June 6 marked the anniversary of Dr. Austin Lane’s first year as president of Texas Southern University. With a year under his belt, Lane remains confident about the university’s future, while acknowledging some serious challenges: an unclear path forward for higher-education funding at the state level, and a federal budget proposal that poses a threat to student aid programs.
Twenty-three years of experience in higher education helped prepare Lane for the challenge of leading TSU, and he's already achieved some early successes: The university has moved from a negative outlook to a stable one, according to Moody’s Investors Service, and Lane is currently prepping for the launch of TSU online, which he calls an opportunity “to really attract and dig into that non-traditional market of students that started a degree, but never finished.”
Lane was in the news back in February, when he was among a group of HBCU (historically black college or university) leaders in attendance at the White House for what was known as the “HBCU Fly-in.” The group faced criticism from the HBCU community for meeting with President Donald Trump and his administration, which had signaled it might try to end certain federal programs that provide financial assistance to historically black colleges and universities; some even called the meeting nothing more than a “photo-op” between the President and black leaders.
Lane, aware of the criticism, addressed the meeting in a letter he wrote to students back home at TSU: “My intent when receiving the invitation was to actively participate and advocate for TSU and [HBCUs] as a whole.
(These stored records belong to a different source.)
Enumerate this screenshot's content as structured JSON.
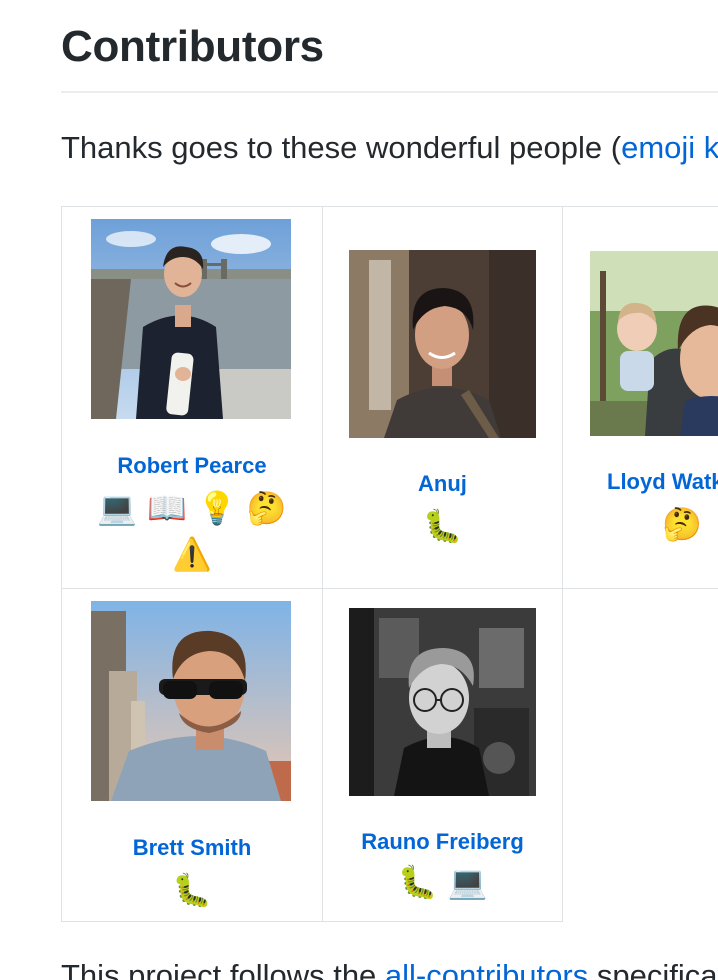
{
  "heading": "Contributors",
  "intro": {
    "text": "Thanks goes to these wonderful people (",
    "link": "emoji key"
  },
  "contributors": [
    {
      "name": "Robert Pearce",
      "contributions": [
        "💻",
        "📖",
        "💡",
        "🤔",
        "⚠️"
      ]
    },
    {
      "name": "Anuj",
      "contributions": [
        "🐛"
      ]
    },
    {
      "name": "Lloyd Watkin",
      "contributions": [
        "🤔"
      ]
    },
    {
      "name": "Brett Smith",
      "contributions": [
        "🐛"
      ]
    },
    {
      "name": "Rauno Freiberg",
      "contributions": [
        "🐛",
        "💻"
      ]
    }
  ],
  "footer": {
    "text_before": "This project follows the ",
    "link": "all-contributors",
    "text_after": " specification."
  }
}
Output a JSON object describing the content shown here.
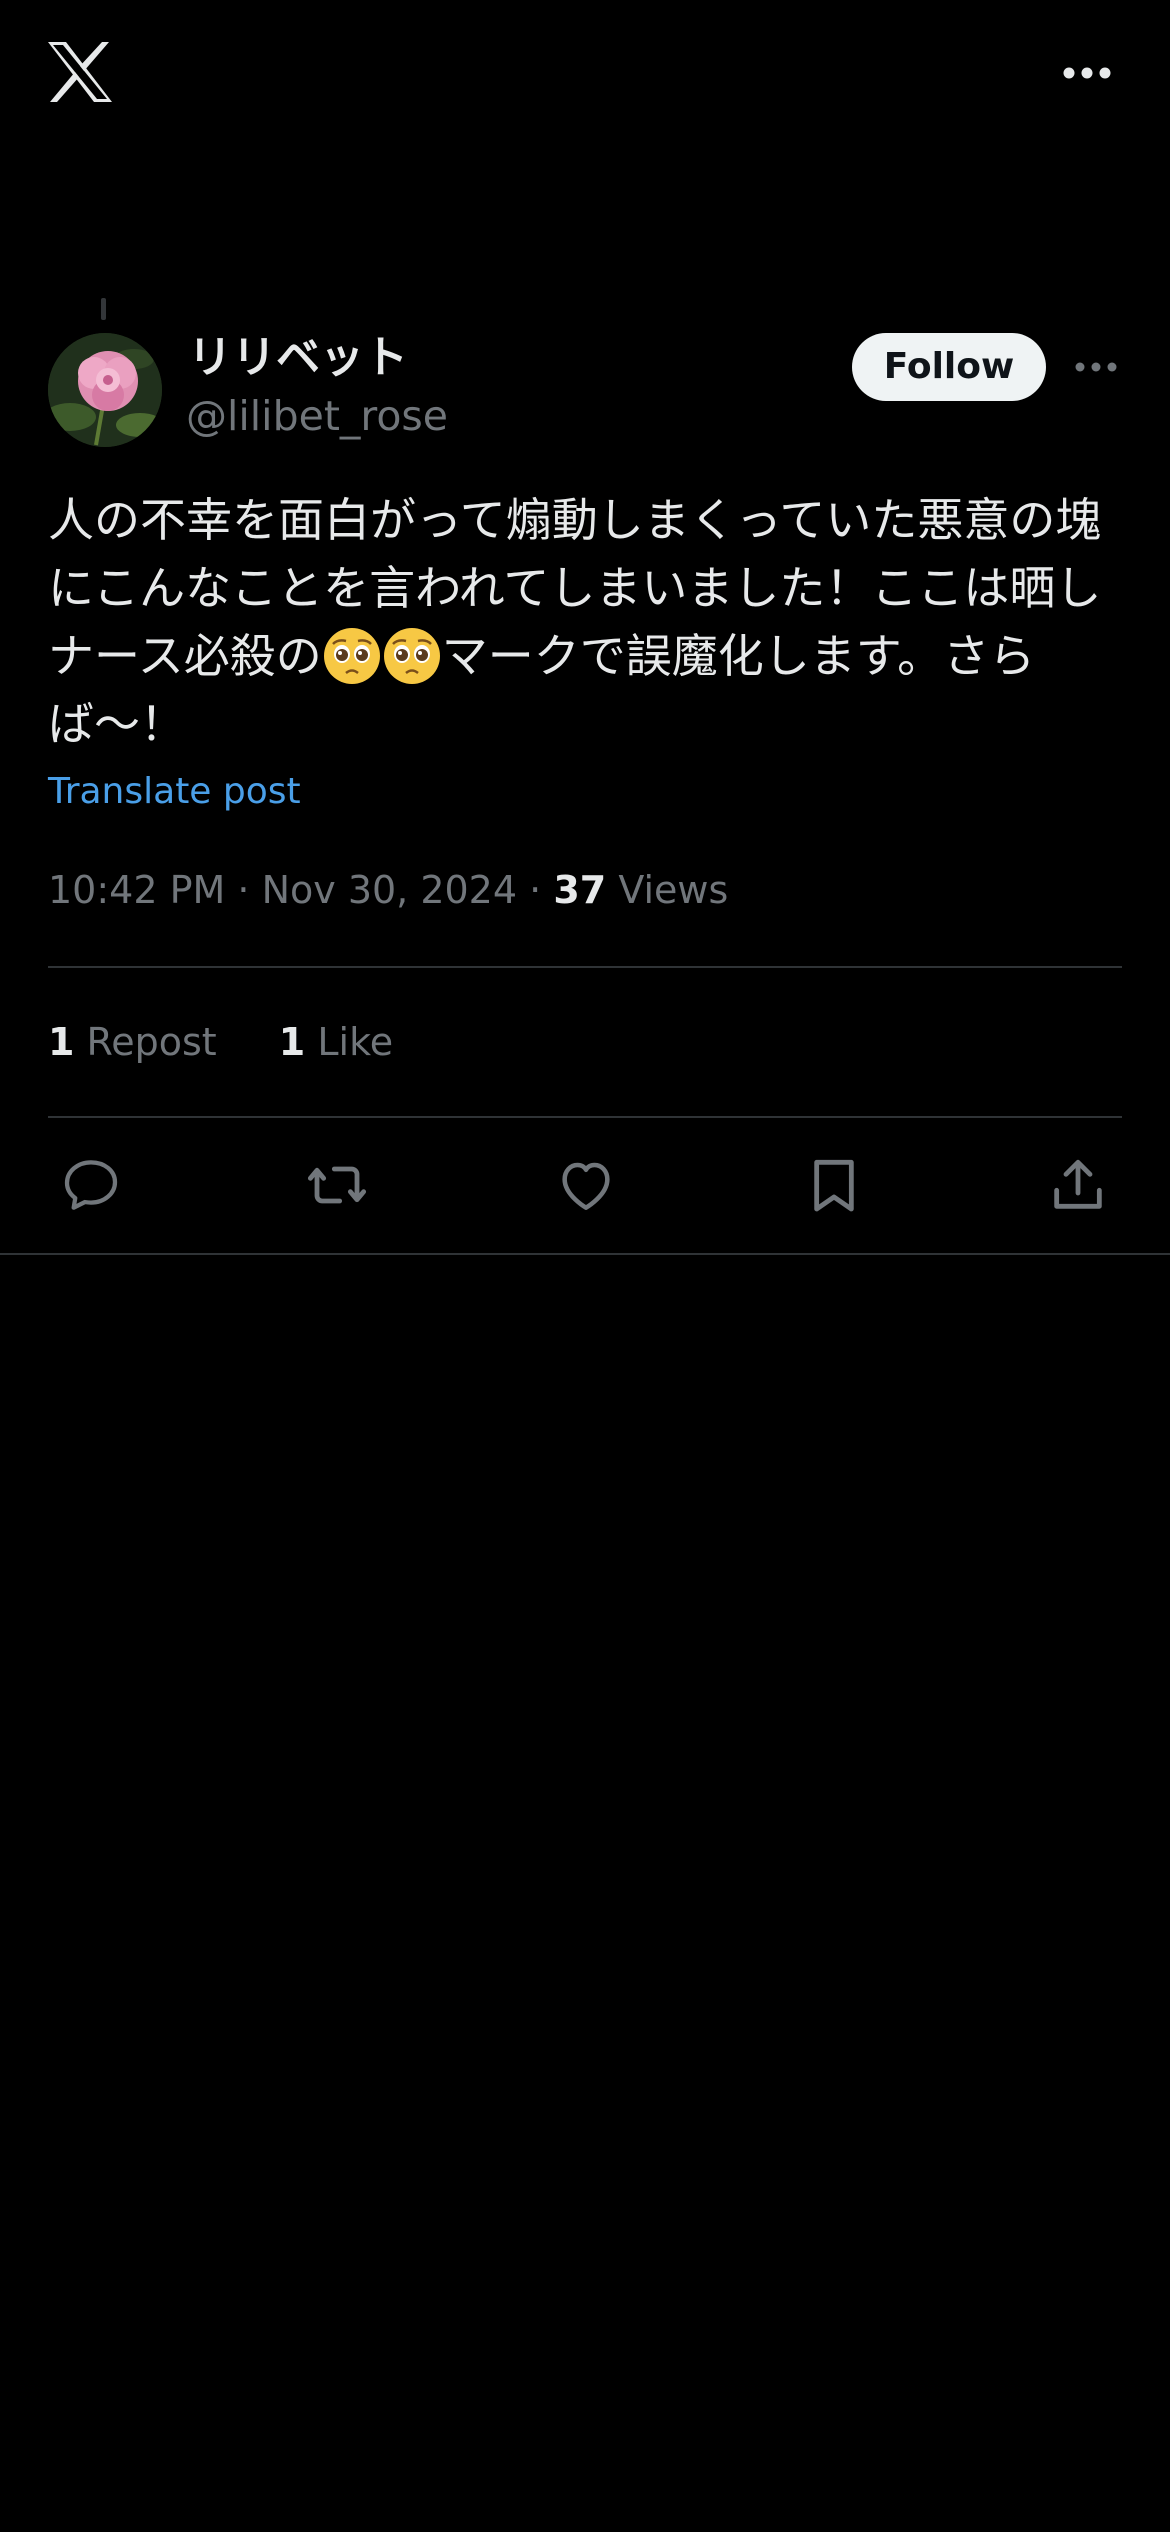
{
  "header": {
    "logo_icon": "x-logo-icon",
    "more_icon": "more-horizontal-icon"
  },
  "post": {
    "author": {
      "display_name": "リリベット",
      "handle": "@lilibet_rose",
      "avatar": "pink-rose-avatar"
    },
    "follow_label": "Follow",
    "text_part1": "人の不幸を面白がって煽動しまくっていた悪意の塊にこんなことを言われてしまいました！ここは晒しナース必殺の",
    "emoji": "pleading-face-emoji",
    "text_part2": "マークで誤魔化します。さらば〜！",
    "translate_label": "Translate post",
    "time": "10:42 PM",
    "date": "Nov 30, 2024",
    "separator": "·",
    "views_count": "37",
    "views_label": "Views",
    "reposts_count": "1",
    "reposts_label": "Repost",
    "likes_count": "1",
    "likes_label": "Like"
  },
  "actions": {
    "reply": "reply-icon",
    "repost": "repost-icon",
    "like": "like-icon",
    "bookmark": "bookmark-icon",
    "share": "share-icon"
  },
  "colors": {
    "background": "#000000",
    "text_primary": "#e7e9ea",
    "text_secondary": "#71767b",
    "link": "#4a9fe8",
    "divider": "#2f3336",
    "follow_bg": "#eff3f4"
  }
}
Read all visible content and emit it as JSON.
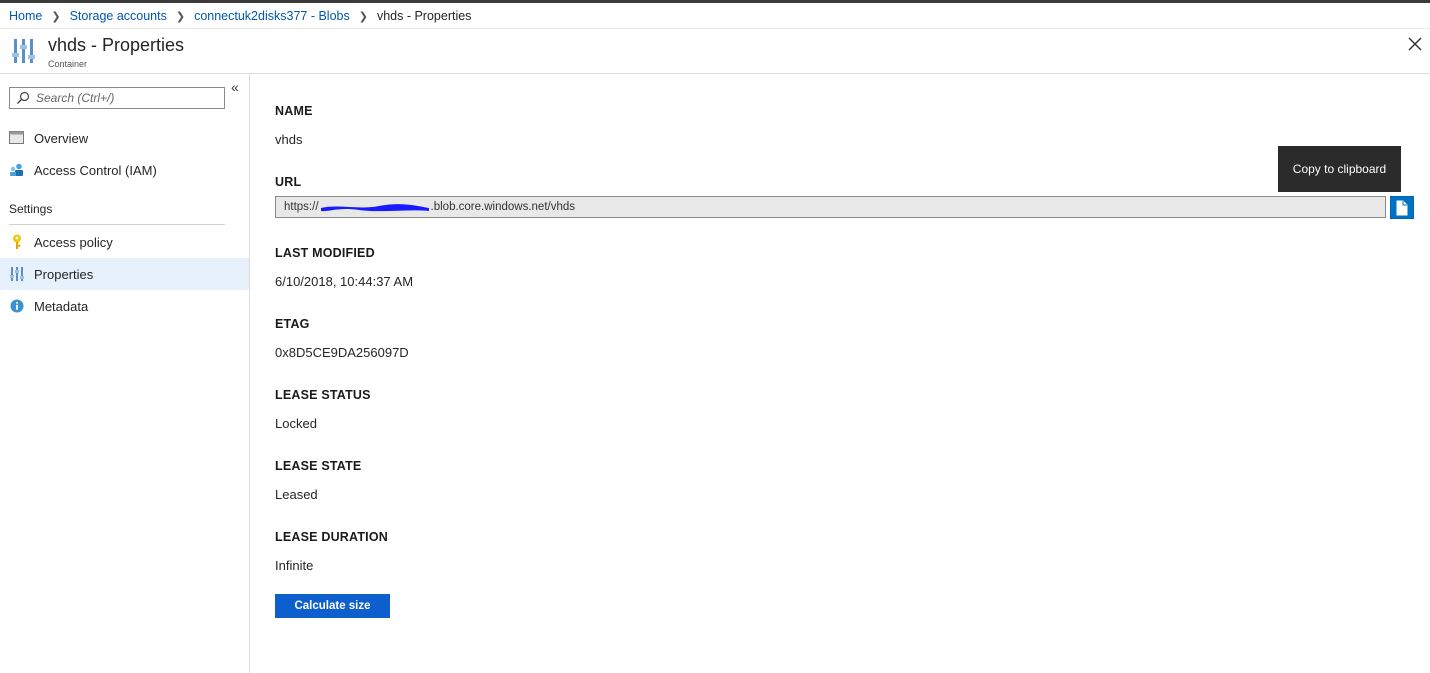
{
  "breadcrumb": {
    "items": [
      {
        "label": "Home"
      },
      {
        "label": "Storage accounts"
      },
      {
        "label": "connectuk2disks377 - Blobs"
      }
    ],
    "current": "vhds - Properties"
  },
  "header": {
    "title": "vhds - Properties",
    "subtitle": "Container",
    "icon": "properties-sliders-icon"
  },
  "sidebar": {
    "search_placeholder": "Search (Ctrl+/)",
    "items": [
      {
        "label": "Overview",
        "icon": "overview-icon"
      },
      {
        "label": "Access Control (IAM)",
        "icon": "iam-people-icon"
      }
    ],
    "section_title": "Settings",
    "settings_items": [
      {
        "label": "Access policy",
        "icon": "key-icon"
      },
      {
        "label": "Properties",
        "icon": "properties-sliders-icon",
        "selected": true
      },
      {
        "label": "Metadata",
        "icon": "info-icon"
      }
    ]
  },
  "properties": {
    "name_label": "NAME",
    "name_value": "vhds",
    "url_label": "URL",
    "url_prefix": "https://",
    "url_suffix": ".blob.core.windows.net/vhds",
    "last_modified_label": "LAST MODIFIED",
    "last_modified_value": "6/10/2018, 10:44:37 AM",
    "etag_label": "ETAG",
    "etag_value": "0x8D5CE9DA256097D",
    "lease_status_label": "LEASE STATUS",
    "lease_status_value": "Locked",
    "lease_state_label": "LEASE STATE",
    "lease_state_value": "Leased",
    "lease_duration_label": "LEASE DURATION",
    "lease_duration_value": "Infinite"
  },
  "tooltip": {
    "text": "Copy to clipboard"
  },
  "actions": {
    "calculate_size_label": "Calculate size"
  },
  "colors": {
    "link": "#0058ad",
    "selected_bg": "#e6f1fb",
    "primary_button": "#0d5fce",
    "redaction": "#1a1aff"
  }
}
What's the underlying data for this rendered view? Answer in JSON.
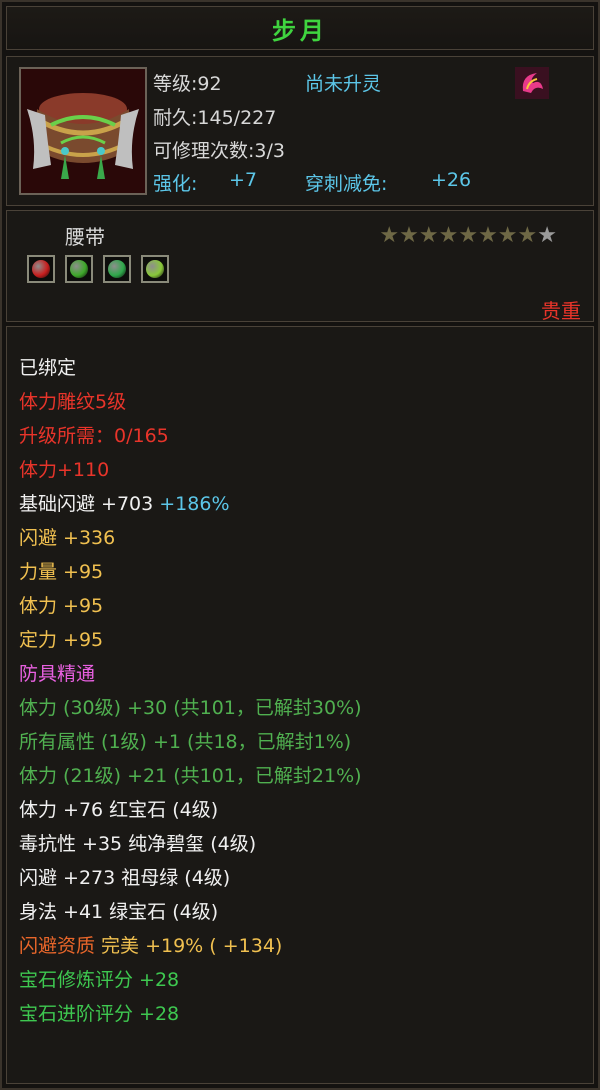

As president, it is my duty to make sure we (TSU) have a place at the table and make our voice heard.”
The purpose of the HBCU Fly-in was less about meeting the president, he says, and more about speaking with his cabinet, giving HBCU leaders an opportunity to voice their requests and concerns to the new administration. The main items on the table for discussion? The reinstatement of year-round Pell grants and an increase in Title III funds.
President Trump delivered his proposed federal budget plan in May, with plans to greatly reduce student aid and loan programs while cutting funding for university-based research. Although the budget does include reinstating Pell grants, it significantly reduces their funding, eradicating aid that is crucial for some students, especially at universities such as Lane's: During the 2015-2016 school year, 94 percent of TSU’s full-time first-year students received some form of financial aid and 77 percent received aid through Pell grants.
“We’re always mindful when things are reduced. That’s why we work so hard to have things like Fly-ins so we can educate our legislators on what it is that we do and the importance of the dollars we receive. They can advocate for us when it comes to those budgets,” says Lane. “You have to hope that they hear the message and that they act accordingly—that doesn’t always happen—and so you have to make your adjustments and keep moving forward.”
Such challenges have served to reinforce Lane's mission. “I get that no matter how much we advocate for higher education, it’s never going to be exactly what we want,” he says. “Even if we hit the mark and we receive what we asked for, it’s still not going to be [enough] for a number of institutions, and it may be great for some. I think you just have to continue to educate folks, whether it be in the Trump administration or any other departments.”
Meanwhile, in June, Texas Governor Greg Abbott signed the state’s budget bill, which mostly avoided a much-discussed overhaul of the way Texas universities are funded—the state legislature ultimately rejected austere cuts to higher-education funding, to the great relief of Lane and his colleagues.
“I would say we dodged a bullet,” Lane says, though he's already anticipating budget plans for the next biennium, where he hopes to see legislation that focuses on facilitating student transfers and preserving the practice of "special items," a budgeting tactic by which universities and colleges seek money for specific projects outside of standard funding formulas.
In the 2011 fiscal year, about 15 percent of TSU’s direct state support was the result of special items; these went to programs for leadership development, continuing school accreditation, and retention rates. The state Senate proposed removing all special items such as these from universities across Texas, which together total about $1 billion, a change that higher-education advocates hold would have dire consequences for independent institutions like TSU that rely heavily on special items to finance academic programs.
“Our special-item amount compared to the [University of Texas] is night and day, night and day—I mean it’s not even close,” says Lane. “We know [our amount] is used heavily on something that’s tied to an academic program, and if you cut it, you cut programs and then you cut people.”
In regards to facilitating student transfers, currently, TSU has a deal with the Lone Star College system that provides opportunities for students to enroll in the university, but Lane envisions a future with a “seamless pipeline” for students to transfer from community colleges to four-year institutions.
"Over the last year, we’ve been focused on really five things: one being student success and completion, two being academic-program quality and research, three is our culture, four is our partnerships, and five is our finances," says Lane. "And so everything we do, or continue to do, has to be tied to one of those five areas where we’re showing signs of progress and success."
The change in focus is already paying off, says Lane, who's confident about what's yet to come. "I would say we were very successful this year," Lane says. "We continue to work on some things. We had a lot of organizational shifts, bringing in new people and new positions, so organizationally we’re changing as well; it’s worked out so far, so good.”